- _WHAT YOU WILL DO_: This calls for a verbatim copy of all the data, with no images carried over.
### LISTED ENTRIES ###
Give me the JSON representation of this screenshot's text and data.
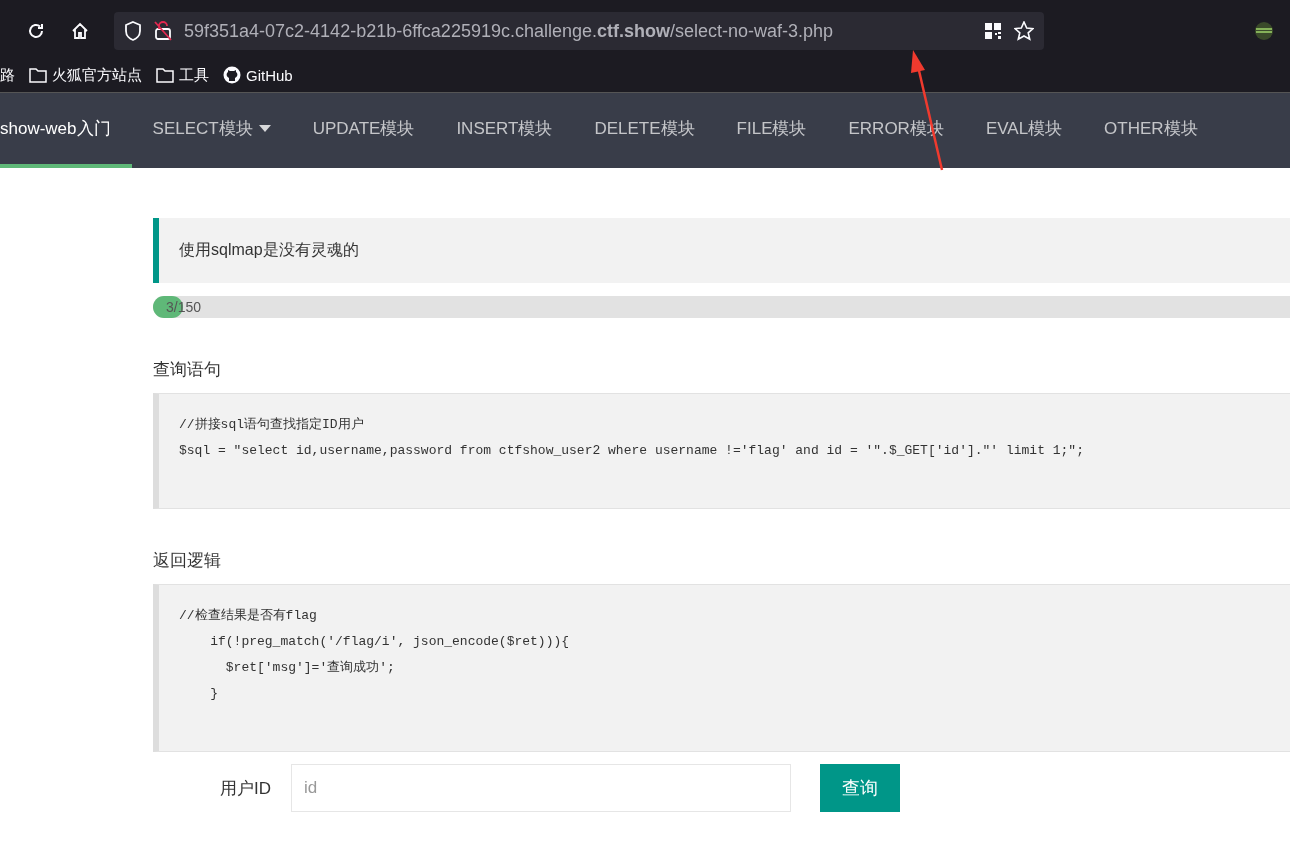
{
  "browser": {
    "url": "59f351a4-07c2-4142-b21b-6ffca225919c.challenge.**ctf.show**/select-no-waf-3.php",
    "bookmarks": [
      {
        "label": "路",
        "kind": "none"
      },
      {
        "label": "火狐官方站点",
        "kind": "folder"
      },
      {
        "label": "工具",
        "kind": "folder"
      },
      {
        "label": "GitHub",
        "kind": "github"
      }
    ]
  },
  "nav": [
    {
      "label": "show-web入门",
      "selected": true,
      "dropdown": false
    },
    {
      "label": "SELECT模块",
      "selected": false,
      "dropdown": true
    },
    {
      "label": "UPDATE模块",
      "selected": false,
      "dropdown": false
    },
    {
      "label": "INSERT模块",
      "selected": false,
      "dropdown": false
    },
    {
      "label": "DELETE模块",
      "selected": false,
      "dropdown": false
    },
    {
      "label": "FILE模块",
      "selected": false,
      "dropdown": false
    },
    {
      "label": "ERROR模块",
      "selected": false,
      "dropdown": false
    },
    {
      "label": "EVAL模块",
      "selected": false,
      "dropdown": false
    },
    {
      "label": "OTHER模块",
      "selected": false,
      "dropdown": false
    }
  ],
  "notice": "使用sqlmap是没有灵魂的",
  "progress": {
    "level": 0.02,
    "reading": "3/150"
  },
  "sections": [
    {
      "title": "查询语句",
      "code": [
        "//拼接sql语句查找指定ID用户",
        "$sql = \"select id,username,password from ctfshow_user2 where username !='flag' and id = '\".$_GET['id'].\"' limit 1;\";"
      ]
    },
    {
      "title": "返回逻辑",
      "code": [
        "//检查结果是否有flag",
        "    if(!preg_match('/flag/i', json_encode($ret))){",
        "      $ret['msg']='查询成功';",
        "    }"
      ]
    }
  ],
  "form": {
    "label": "用户ID",
    "placeholder": "id",
    "button": "查询"
  }
}
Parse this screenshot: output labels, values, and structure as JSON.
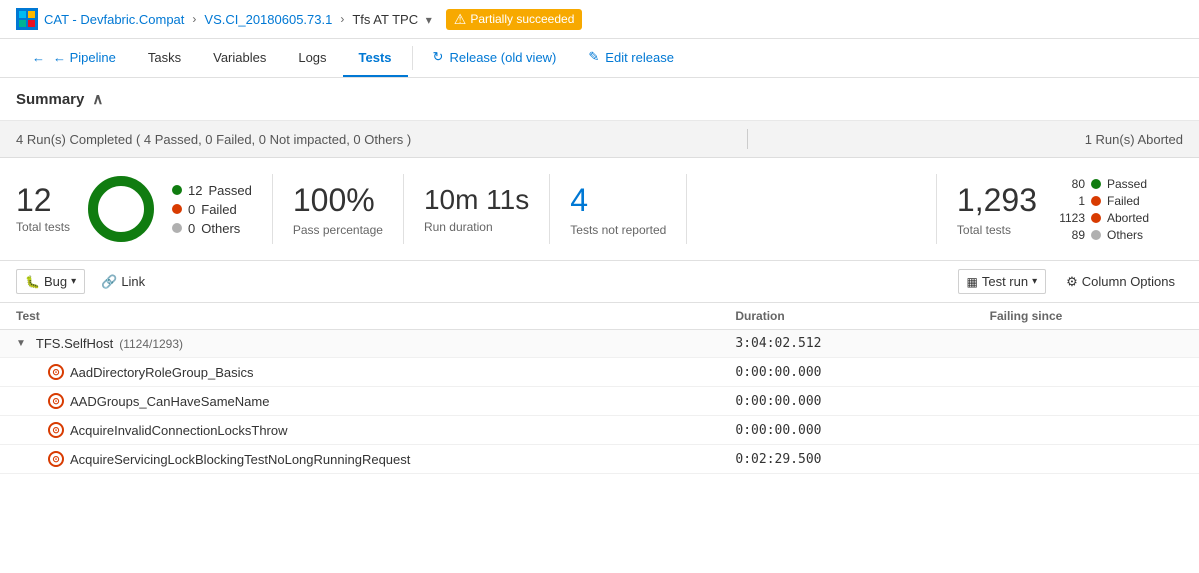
{
  "app": {
    "brand_icon": "AZ",
    "breadcrumb": [
      {
        "label": "CAT - Devfabric.Compat",
        "active": false
      },
      {
        "label": "VS.CI_20180605.73.1",
        "active": false
      },
      {
        "label": "Tfs AT TPC",
        "active": true
      },
      {
        "label": "Partially succeeded",
        "status": "warning"
      }
    ]
  },
  "nav": {
    "back_label": "← Pipeline",
    "items": [
      {
        "label": "Tasks",
        "active": false
      },
      {
        "label": "Variables",
        "active": false
      },
      {
        "label": "Logs",
        "active": false
      },
      {
        "label": "Tests",
        "active": true
      }
    ],
    "actions": [
      {
        "label": "Release (old view)",
        "icon": "refresh"
      },
      {
        "label": "Edit release",
        "icon": "edit"
      }
    ]
  },
  "summary": {
    "title": "Summary",
    "completed_banner": "4 Run(s) Completed ( 4 Passed, 0 Failed, 0 Not impacted, 0 Others )",
    "aborted_banner": "1 Run(s) Aborted",
    "left": {
      "total_tests": 12,
      "total_tests_label": "Total tests",
      "donut": {
        "passed": 12,
        "failed": 0,
        "others": 0,
        "passed_color": "#107c10",
        "failed_color": "#d83b01",
        "others_color": "#b0b0b0"
      },
      "legend": [
        {
          "label": "Passed",
          "value": 12,
          "color": "#107c10"
        },
        {
          "label": "Failed",
          "value": 0,
          "color": "#d83b01"
        },
        {
          "label": "Others",
          "value": 0,
          "color": "#b0b0b0"
        }
      ],
      "pass_pct": "100%",
      "pass_pct_label": "Pass percentage",
      "duration": "10m 11s",
      "duration_label": "Run duration",
      "unreported": 4,
      "unreported_label": "Tests not reported"
    },
    "right": {
      "total_tests": "1,293",
      "total_tests_label": "Total tests",
      "legend": [
        {
          "label": "Passed",
          "value": "80",
          "color": "#107c10"
        },
        {
          "label": "Failed",
          "value": "1",
          "color": "#d83b01"
        },
        {
          "label": "Aborted",
          "value": "1123",
          "color": "#d83b01"
        },
        {
          "label": "Others",
          "value": "89",
          "color": "#b0b0b0"
        }
      ]
    }
  },
  "toolbar": {
    "bug_label": "Bug",
    "link_label": "Link",
    "test_run_label": "Test run",
    "column_options_label": "Column Options"
  },
  "table": {
    "columns": [
      "Test",
      "Duration",
      "Failing since"
    ],
    "group": {
      "name": "TFS.SelfHost",
      "sub": "(1124/1293)",
      "duration": "3:04:02.512"
    },
    "rows": [
      {
        "name": "AadDirectoryRoleGroup_Basics",
        "duration": "0:00:00.000"
      },
      {
        "name": "AADGroups_CanHaveSameName",
        "duration": "0:00:00.000"
      },
      {
        "name": "AcquireInvalidConnectionLocksThrow",
        "duration": "0:00:00.000"
      },
      {
        "name": "AcquireServicingLockBlockingTestNoLongRunningRequest",
        "duration": "0:02:29.500"
      }
    ]
  }
}
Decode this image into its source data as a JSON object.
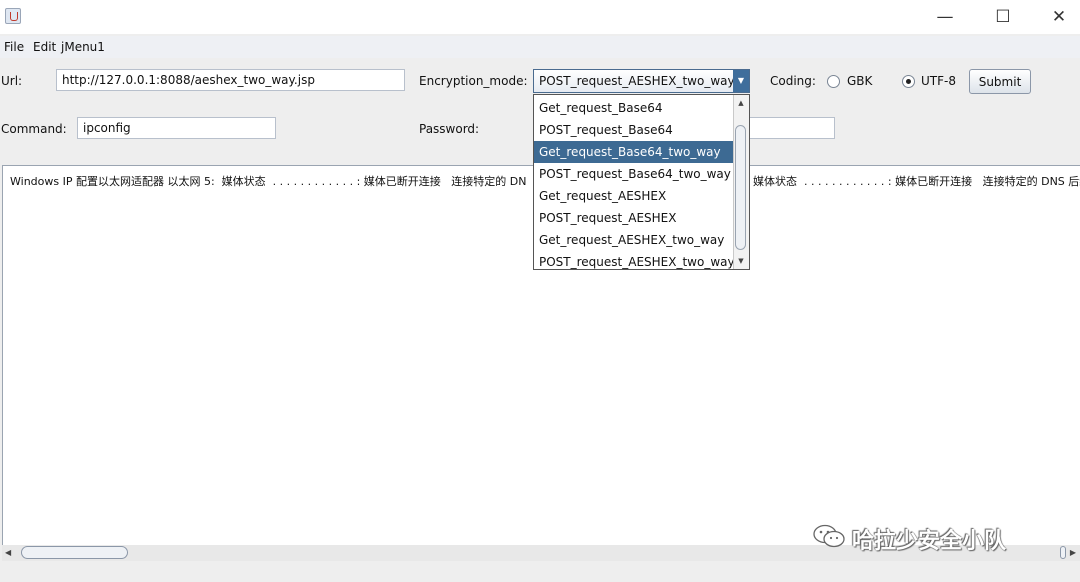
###
- _SOLUTION TO THIS EXERCISE_:
Give me the JSON representation of this screenshot's text and data.
{
  "browser": {
    "url": "59f351a4-07c2-4142-b21b-6ffca225919c.challenge.**ctf.show**/select-no-waf-3.php",
    "bookmarks": [
      {
        "label": "路",
        "kind": "none"
      },
      {
        "label": "火狐官方站点",
        "kind": "folder"
      },
      {
        "label": "工具",
        "kind": "folder"
      },
      {
        "label": "GitHub",
        "kind": "github"
      }
    ]
  },
  "nav": [
    {
      "label": "show-web入门",
      "selected": true,
      "dropdown": false
    },
    {
      "label": "SELECT模块",
      "selected": false,
      "dropdown": true
    },
    {
      "label": "UPDATE模块",
      "selected": false,
      "dropdown": false
    },
    {
      "label": "INSERT模块",
      "selected": false,
      "dropdown": false
    },
    {
      "label": "DELETE模块",
      "selected": false,
      "dropdown": false
    },
    {
      "label": "FILE模块",
      "selected": false,
      "dropdown": false
    },
    {
      "label": "ERROR模块",
      "selected": false,
      "dropdown": false
    },
    {
      "label": "EVAL模块",
      "selected": false,
      "dropdown": false
    },
    {
      "label": "OTHER模块",
      "selected": false,
      "dropdown": false
    }
  ],
  "notice": "使用sqlmap是没有灵魂的",
  "progress": {
    "level": 0.02,
    "reading": "3/150"
  },
  "sections": [
    {
      "title": "查询语句",
      "code": [
        "//拼接sql语句查找指定ID用户",
        "$sql = \"select id,username,password from ctfshow_user2 where username !='flag' and id = '\".$_GET['id'].\"' limit 1;\";"
      ]
    },
    {
      "title": "返回逻辑",
      "code": [
        "//检查结果是否有flag",
        "    if(!preg_match('/flag/i', json_encode($ret))){",
        "      $ret['msg']='查询成功';",
        "    }"
      ]
    }
  ],
  "form": {
    "label": "用户ID",
    "placeholder": "id",
    "button": "查询"
  }
}
Parse this screenshot: output labels, values, and structure as JSON.
{
  "app": {
    "brand_icon": "AZ",
    "breadcrumb": [
      {
        "label": "CAT - Devfabric.Compat",
        "active": false
      },
      {
        "label": "VS.CI_20180605.73.1",
        "active": false
      },
      {
        "label": "Tfs AT TPC",
        "active": true
      },
      {
        "label": "Partially succeeded",
        "status": "warning"
      }
    ]
  },
  "nav": {
    "back_label": "← Pipeline",
    "items": [
      {
        "label": "Tasks",
        "active": false
      },
      {
        "label": "Variables",
        "active": false
      },
      {
        "label": "Logs",
        "active": false
      },
      {
        "label": "Tests",
        "active": true
      }
    ],
    "actions": [
      {
        "label": "Release (old view)",
        "icon": "refresh"
      },
      {
        "label": "Edit release",
        "icon": "edit"
      }
    ]
  },
  "summary": {
    "title": "Summary",
    "completed_banner": "4 Run(s) Completed ( 4 Passed, 0 Failed, 0 Not impacted, 0 Others )",
    "aborted_banner": "1 Run(s) Aborted",
    "left": {
      "total_tests": 12,
      "total_tests_label": "Total tests",
      "donut": {
        "passed": 12,
        "failed": 0,
        "others": 0,
        "passed_color": "#107c10",
        "failed_color": "#d83b01",
        "others_color": "#b0b0b0"
      },
      "legend": [
        {
          "label": "Passed",
          "value": 12,
          "color": "#107c10"
        },
        {
          "label": "Failed",
          "value": 0,
          "color": "#d83b01"
        },
        {
          "label": "Others",
          "value": 0,
          "color": "#b0b0b0"
        }
      ],
      "pass_pct": "100%",
      "pass_pct_label": "Pass percentage",
      "duration": "10m 11s",
      "duration_label": "Run duration",
      "unreported": 4,
      "unreported_label": "Tests not reported"
    },
    "right": {
      "total_tests": "1,293",
      "total_tests_label": "Total tests",
      "legend": [
        {
          "label": "Passed",
          "value": "80",
          "color": "#107c10"
        },
        {
          "label": "Failed",
          "value": "1",
          "color": "#d83b01"
        },
        {
          "label": "Aborted",
          "value": "1123",
          "color": "#d83b01"
        },
        {
          "label": "Others",
          "value": "89",
          "color": "#b0b0b0"
        }
      ]
    }
  },
  "toolbar": {
    "bug_label": "Bug",
    "link_label": "Link",
    "test_run_label": "Test run",
    "column_options_label": "Column Options"
  },
  "table": {
    "columns": [
      "Test",
      "Duration",
      "Failing since"
    ],
    "group": {
      "name": "TFS.SelfHost",
      "sub": "(1124/1293)",
      "duration": "3:04:02.512"
    },
    "rows": [
      {
        "name": "AadDirectoryRoleGroup_Basics",
        "duration": "0:00:00.000"
      },
      {
        "name": "AADGroups_CanHaveSameName",
        "duration": "0:00:00.000"
      },
      {
        "name": "AcquireInvalidConnectionLocksThrow",
        "duration": "0:00:00.000"
      },
      {
        "name": "AcquireServicingLockBlockingTestNoLongRunningRequest",
        "duration": "0:02:29.500"
      }
    ]
  }
}
Decode this image into its source data as a JSON object.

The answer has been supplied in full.